What to do: Which lines of the data below contain "avatar"? Please show them all.

Data in this exercise:
|---|

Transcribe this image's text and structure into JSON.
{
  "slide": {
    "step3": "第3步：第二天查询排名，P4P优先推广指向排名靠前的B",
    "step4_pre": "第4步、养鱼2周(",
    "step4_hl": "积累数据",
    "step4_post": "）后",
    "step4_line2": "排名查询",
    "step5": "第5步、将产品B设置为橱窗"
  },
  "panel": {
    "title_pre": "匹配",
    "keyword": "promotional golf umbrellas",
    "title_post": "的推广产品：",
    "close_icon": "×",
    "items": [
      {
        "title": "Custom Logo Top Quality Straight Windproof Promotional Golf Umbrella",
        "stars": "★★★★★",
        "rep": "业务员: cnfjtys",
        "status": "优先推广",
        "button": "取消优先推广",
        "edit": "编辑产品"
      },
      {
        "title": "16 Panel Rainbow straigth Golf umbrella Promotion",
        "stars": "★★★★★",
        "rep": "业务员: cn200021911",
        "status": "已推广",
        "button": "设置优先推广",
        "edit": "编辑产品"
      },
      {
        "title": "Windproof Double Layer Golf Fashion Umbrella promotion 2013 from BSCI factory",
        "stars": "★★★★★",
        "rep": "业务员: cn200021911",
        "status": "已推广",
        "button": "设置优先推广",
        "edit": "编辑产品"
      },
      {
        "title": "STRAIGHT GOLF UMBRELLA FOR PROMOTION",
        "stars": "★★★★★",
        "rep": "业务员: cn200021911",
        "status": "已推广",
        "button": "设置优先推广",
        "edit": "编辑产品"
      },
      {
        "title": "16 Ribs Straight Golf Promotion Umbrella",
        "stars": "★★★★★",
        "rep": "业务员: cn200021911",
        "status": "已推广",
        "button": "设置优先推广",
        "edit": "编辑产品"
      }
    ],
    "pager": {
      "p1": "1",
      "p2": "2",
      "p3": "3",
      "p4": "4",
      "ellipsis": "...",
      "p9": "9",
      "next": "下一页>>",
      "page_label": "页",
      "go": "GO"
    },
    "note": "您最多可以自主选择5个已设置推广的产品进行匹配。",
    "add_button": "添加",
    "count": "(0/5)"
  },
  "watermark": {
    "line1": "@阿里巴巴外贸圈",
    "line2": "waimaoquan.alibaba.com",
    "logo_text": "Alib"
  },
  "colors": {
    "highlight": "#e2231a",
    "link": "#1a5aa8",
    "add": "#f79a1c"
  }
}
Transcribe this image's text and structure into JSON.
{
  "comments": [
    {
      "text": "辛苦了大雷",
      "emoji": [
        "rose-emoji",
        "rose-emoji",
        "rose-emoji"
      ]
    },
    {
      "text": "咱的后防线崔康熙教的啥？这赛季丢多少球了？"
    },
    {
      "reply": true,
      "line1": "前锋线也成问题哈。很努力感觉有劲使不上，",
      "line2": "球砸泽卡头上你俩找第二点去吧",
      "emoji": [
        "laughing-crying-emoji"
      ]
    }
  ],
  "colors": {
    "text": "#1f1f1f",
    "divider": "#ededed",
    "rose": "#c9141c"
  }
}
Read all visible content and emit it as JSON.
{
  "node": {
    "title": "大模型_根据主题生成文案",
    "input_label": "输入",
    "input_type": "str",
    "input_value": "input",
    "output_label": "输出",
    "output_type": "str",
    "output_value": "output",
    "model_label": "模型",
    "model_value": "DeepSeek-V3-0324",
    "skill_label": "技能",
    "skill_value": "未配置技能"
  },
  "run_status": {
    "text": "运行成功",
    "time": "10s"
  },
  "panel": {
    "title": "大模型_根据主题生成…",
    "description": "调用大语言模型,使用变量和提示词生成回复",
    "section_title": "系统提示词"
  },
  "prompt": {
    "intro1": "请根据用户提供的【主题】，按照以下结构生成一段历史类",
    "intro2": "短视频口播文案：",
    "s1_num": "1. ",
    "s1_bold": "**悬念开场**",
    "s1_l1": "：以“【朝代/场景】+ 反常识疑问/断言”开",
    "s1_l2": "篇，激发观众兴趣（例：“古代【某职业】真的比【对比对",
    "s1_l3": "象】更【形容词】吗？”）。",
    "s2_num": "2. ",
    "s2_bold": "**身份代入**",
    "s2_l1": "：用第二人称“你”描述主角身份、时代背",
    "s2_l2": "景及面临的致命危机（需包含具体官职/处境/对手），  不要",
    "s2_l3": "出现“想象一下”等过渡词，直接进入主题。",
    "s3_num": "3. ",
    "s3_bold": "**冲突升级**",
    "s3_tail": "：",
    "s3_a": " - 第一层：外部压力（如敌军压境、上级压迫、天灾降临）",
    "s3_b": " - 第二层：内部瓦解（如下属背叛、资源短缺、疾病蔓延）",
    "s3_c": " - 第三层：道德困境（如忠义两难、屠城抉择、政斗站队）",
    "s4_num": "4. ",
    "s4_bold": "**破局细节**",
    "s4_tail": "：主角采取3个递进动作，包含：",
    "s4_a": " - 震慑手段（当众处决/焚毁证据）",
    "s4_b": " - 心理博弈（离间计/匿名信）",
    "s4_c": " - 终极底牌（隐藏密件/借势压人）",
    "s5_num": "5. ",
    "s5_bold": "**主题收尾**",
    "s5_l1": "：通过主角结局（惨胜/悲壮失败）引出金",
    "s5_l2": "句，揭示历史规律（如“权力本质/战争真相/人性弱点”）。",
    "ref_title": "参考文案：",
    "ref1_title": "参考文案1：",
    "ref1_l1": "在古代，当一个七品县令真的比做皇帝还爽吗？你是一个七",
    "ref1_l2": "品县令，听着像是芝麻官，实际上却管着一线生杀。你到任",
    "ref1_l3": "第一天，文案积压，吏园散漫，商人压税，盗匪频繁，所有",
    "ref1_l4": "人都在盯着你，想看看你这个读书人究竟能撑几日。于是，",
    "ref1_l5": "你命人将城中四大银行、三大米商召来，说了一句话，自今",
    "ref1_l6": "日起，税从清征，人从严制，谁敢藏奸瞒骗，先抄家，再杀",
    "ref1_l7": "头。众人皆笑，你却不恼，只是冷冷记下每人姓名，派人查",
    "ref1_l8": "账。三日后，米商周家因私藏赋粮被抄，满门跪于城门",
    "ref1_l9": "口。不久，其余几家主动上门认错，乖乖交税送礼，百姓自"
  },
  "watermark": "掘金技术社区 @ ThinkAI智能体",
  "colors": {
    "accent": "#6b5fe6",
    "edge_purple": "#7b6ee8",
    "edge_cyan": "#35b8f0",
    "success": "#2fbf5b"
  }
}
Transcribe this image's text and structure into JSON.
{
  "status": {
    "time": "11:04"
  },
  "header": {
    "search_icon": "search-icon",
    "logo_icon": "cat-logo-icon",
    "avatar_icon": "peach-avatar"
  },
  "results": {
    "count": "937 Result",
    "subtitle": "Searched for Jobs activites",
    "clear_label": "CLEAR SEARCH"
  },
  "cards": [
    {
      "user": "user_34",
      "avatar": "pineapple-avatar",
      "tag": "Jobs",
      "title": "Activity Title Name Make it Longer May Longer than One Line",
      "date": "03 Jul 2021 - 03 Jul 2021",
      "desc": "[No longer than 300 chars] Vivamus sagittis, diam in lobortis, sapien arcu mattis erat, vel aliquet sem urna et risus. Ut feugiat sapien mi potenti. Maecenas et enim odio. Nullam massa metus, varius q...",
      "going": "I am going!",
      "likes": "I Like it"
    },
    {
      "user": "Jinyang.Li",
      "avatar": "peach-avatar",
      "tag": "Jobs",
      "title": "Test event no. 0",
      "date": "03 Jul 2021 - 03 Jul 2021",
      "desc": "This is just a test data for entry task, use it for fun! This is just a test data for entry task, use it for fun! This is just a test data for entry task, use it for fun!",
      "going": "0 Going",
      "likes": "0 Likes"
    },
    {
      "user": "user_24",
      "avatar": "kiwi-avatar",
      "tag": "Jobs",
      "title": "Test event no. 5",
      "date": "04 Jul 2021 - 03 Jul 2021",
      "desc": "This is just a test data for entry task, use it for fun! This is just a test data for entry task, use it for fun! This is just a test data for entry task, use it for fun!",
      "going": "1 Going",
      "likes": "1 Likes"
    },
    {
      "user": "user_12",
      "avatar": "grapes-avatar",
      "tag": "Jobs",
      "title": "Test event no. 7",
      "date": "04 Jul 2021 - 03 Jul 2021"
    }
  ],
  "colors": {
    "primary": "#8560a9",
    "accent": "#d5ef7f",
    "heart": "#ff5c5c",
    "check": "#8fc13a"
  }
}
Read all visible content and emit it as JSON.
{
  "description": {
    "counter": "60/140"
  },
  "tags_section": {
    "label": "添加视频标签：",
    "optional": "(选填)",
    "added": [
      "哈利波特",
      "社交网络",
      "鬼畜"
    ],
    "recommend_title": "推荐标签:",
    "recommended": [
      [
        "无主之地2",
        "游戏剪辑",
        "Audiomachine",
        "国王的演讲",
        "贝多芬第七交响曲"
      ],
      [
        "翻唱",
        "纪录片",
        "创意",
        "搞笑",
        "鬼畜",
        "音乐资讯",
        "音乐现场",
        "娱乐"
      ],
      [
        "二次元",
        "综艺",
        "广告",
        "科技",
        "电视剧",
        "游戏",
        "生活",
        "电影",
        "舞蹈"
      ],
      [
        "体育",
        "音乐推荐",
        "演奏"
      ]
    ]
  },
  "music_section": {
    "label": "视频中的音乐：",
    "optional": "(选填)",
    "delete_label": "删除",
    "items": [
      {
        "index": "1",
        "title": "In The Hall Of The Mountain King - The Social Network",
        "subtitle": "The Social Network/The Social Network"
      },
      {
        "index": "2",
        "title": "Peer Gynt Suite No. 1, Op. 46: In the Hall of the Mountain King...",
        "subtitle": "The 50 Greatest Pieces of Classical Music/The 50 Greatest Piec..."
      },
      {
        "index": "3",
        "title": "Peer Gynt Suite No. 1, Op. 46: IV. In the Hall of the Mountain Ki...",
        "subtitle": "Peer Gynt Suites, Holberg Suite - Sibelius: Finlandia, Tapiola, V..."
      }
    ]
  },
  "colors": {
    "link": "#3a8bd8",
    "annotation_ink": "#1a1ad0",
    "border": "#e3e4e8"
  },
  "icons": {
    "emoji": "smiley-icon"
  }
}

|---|

Result of this task:
    "avatar_icon": "peach-avatar"
      "avatar": "pineapple-avatar",
      "avatar": "peach-avatar",
      "avatar": "kiwi-avatar",
      "avatar": "grapes-avatar",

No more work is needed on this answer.